Former House Budget Writer Lobbying for Strip Clubs, by Ross Ramsey — Former House Appropriations Chairman Jim Pitts, R-Waxahachie, is lobbying for the Texas Entertainment Association — the euphemistically named trade group for the state’s strip clubs.
The Day Ahead
• The House convenes at 10 a.m.; the Senate convenes at 11 a.m. The Senate is expected to take up the budget. The House has a full calendar, including bills dealing with open carry of handguns and the ability of cities to regulate oil and gas exploration within their jurisdictions.
• House Public Education meets at 8 a.m. with Chairman Jimmie Don Aycock's school finance system reform legislation up for consideration (E2.036). House Ways and Means meets at 8:30 a.m. with Chairman Dennis Bonnen's tax relief legislation up for consideration. Ahead of the hearing, more than 25 groups representing labor and advocates for children, Hispanics and the disabled have signed a letter to lawmakers urging caution on going ahead with nearly $5 billion in tax cuts (E2.010).
Bill to weaken gov-employee unions on way to Texas Senate, Austin American-Statesman
GOP divided on in-state tuition for immigrants, The Dallas Morning News
Texas Senate voucher bill specifics unveiled, Austin American-Statesman
House tentatively OKs a higher return on some rainy-day dollars, The Dallas Morning News
Reports from the oil patch may bring unwelcome news, Houston Chronicle
Mighty Rio Grande Now a Trickle Under Siege, The New York Times
San Antonian named treasurer of Clinton presidential campaign, San Antonio Express-News
Quote to Note
“There is a big difference in ‘spying’ and ‘looking into’ an area.”
— DPS Deputy Director of Homeland Security and Services Robert J. Bodisch in a letter to lawmakers, responding to an Austin American-Statesman report disclosing a 2010 memo where contractors wrote of an aerial surveillance program, "Need to be careful here as we are admitting to spying on Mexico.”
Today in TribTalk
A smart fix for oil and gas regulation in Texas, by Todd Staples — Texans know from experience that local officials and the oil and gas industry can work together to reach reasonable compromises. A plan up for debate in the Legislature preserves that legacy.

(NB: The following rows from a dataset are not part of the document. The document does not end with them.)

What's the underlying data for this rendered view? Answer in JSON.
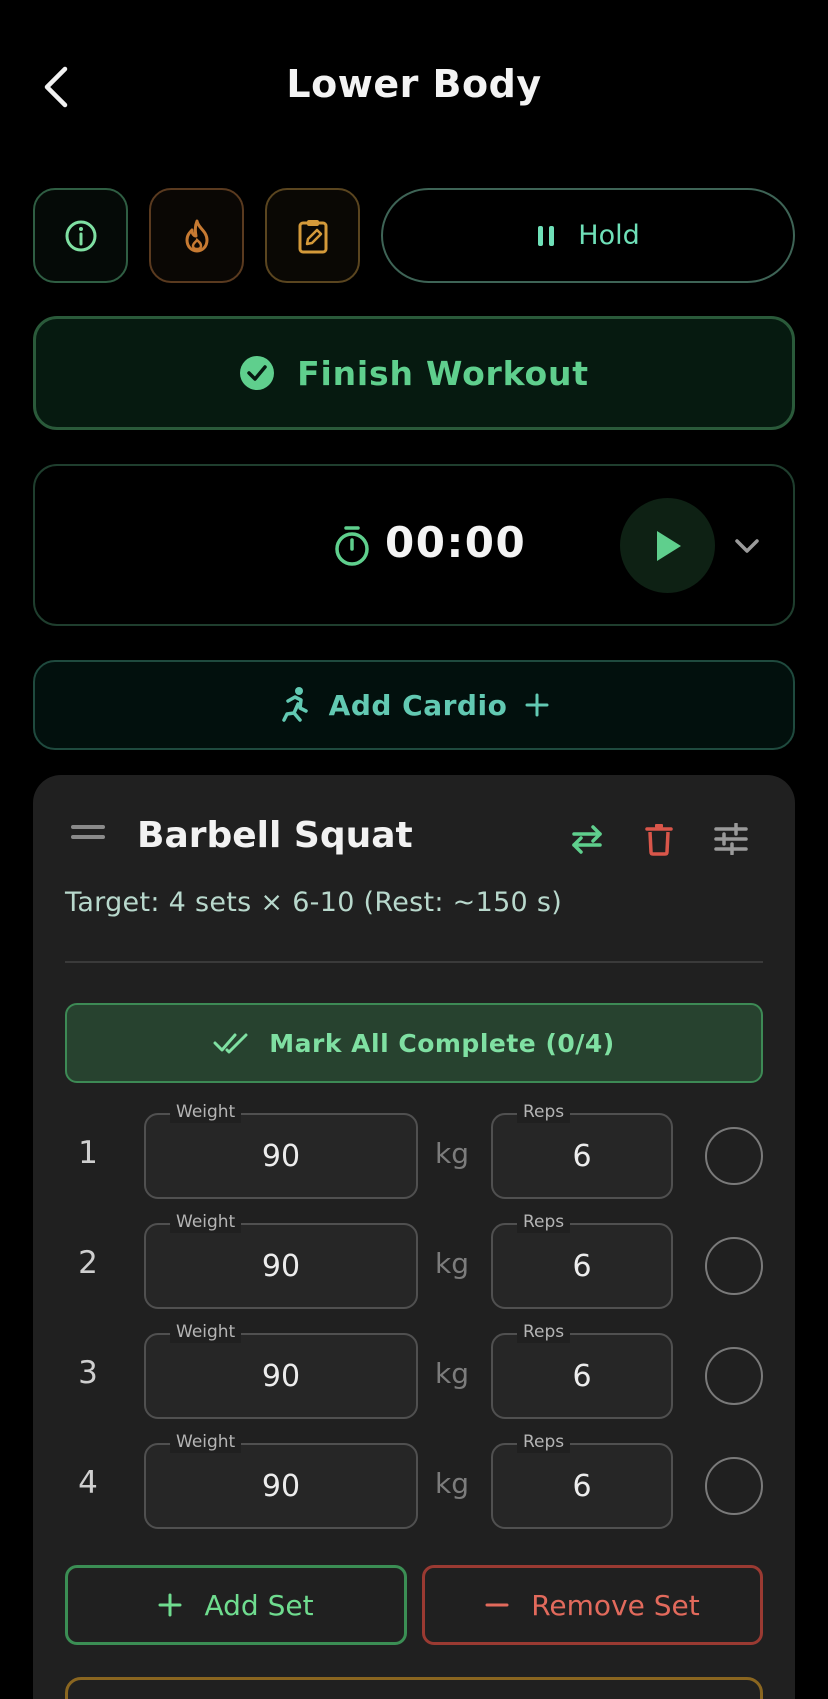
{
  "header": {
    "title": "Lower Body"
  },
  "toolbar": {
    "hold_label": "Hold"
  },
  "finish": {
    "label": "Finish Workout"
  },
  "timer": {
    "value": "00:00"
  },
  "cardio": {
    "label": "Add Cardio"
  },
  "exercise": {
    "name": "Barbell Squat",
    "target": "Target: 4 sets × 6-10 (Rest: ~150 s)",
    "mark_all_label": "Mark All Complete (0/4)",
    "weight_label": "Weight",
    "reps_label": "Reps",
    "unit": "kg",
    "sets": [
      {
        "number": "1",
        "weight": "90",
        "reps": "6",
        "completed": false
      },
      {
        "number": "2",
        "weight": "90",
        "reps": "6",
        "completed": false
      },
      {
        "number": "3",
        "weight": "90",
        "reps": "6",
        "completed": false
      },
      {
        "number": "4",
        "weight": "90",
        "reps": "6",
        "completed": false
      }
    ],
    "add_set_label": "Add Set",
    "remove_set_label": "Remove Set"
  },
  "icons": {
    "back": "chevron-left-icon",
    "info": "info-icon",
    "fire": "fire-icon",
    "clipboard": "clipboard-edit-icon",
    "pause": "pause-icon",
    "check_circle": "check-circle-icon",
    "stopwatch": "stopwatch-icon",
    "play": "play-icon",
    "expand": "chevron-down-icon",
    "run": "running-icon",
    "plus": "plus-icon",
    "drag": "drag-handle-icon",
    "swap": "swap-icon",
    "delete": "trash-icon",
    "tune": "tune-icon",
    "double_check": "double-check-icon",
    "minus": "minus-icon"
  },
  "colors": {
    "background": "#000000",
    "card": "#202020",
    "accent_green": "#5fcf8d",
    "accent_teal": "#62c9b2",
    "danger": "#e26a5c",
    "warning": "#8a6620"
  }
}
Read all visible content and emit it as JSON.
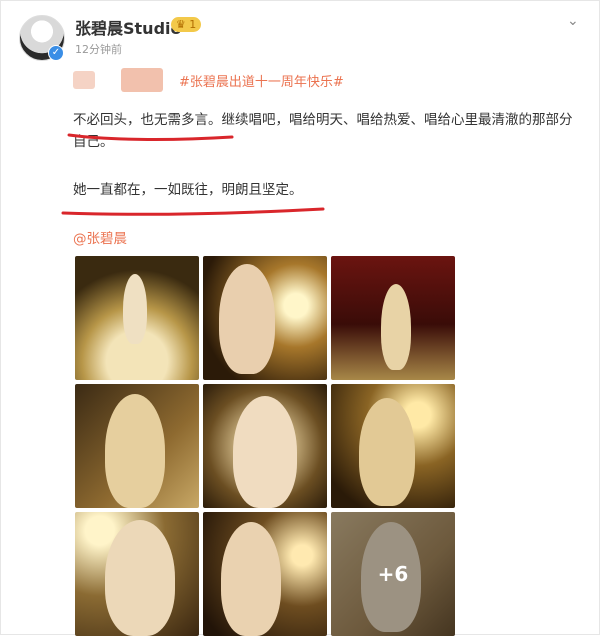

Trib Events for the Calendar
• A Conversation With Sen. Kel Seliger and Rep. John Zerwas on April 16 at The Austin Club
• Energy: The Next Five Years on April 24 at at SMU in Dallas
• A Conversation With John Sharp on May 7 at The Austin Club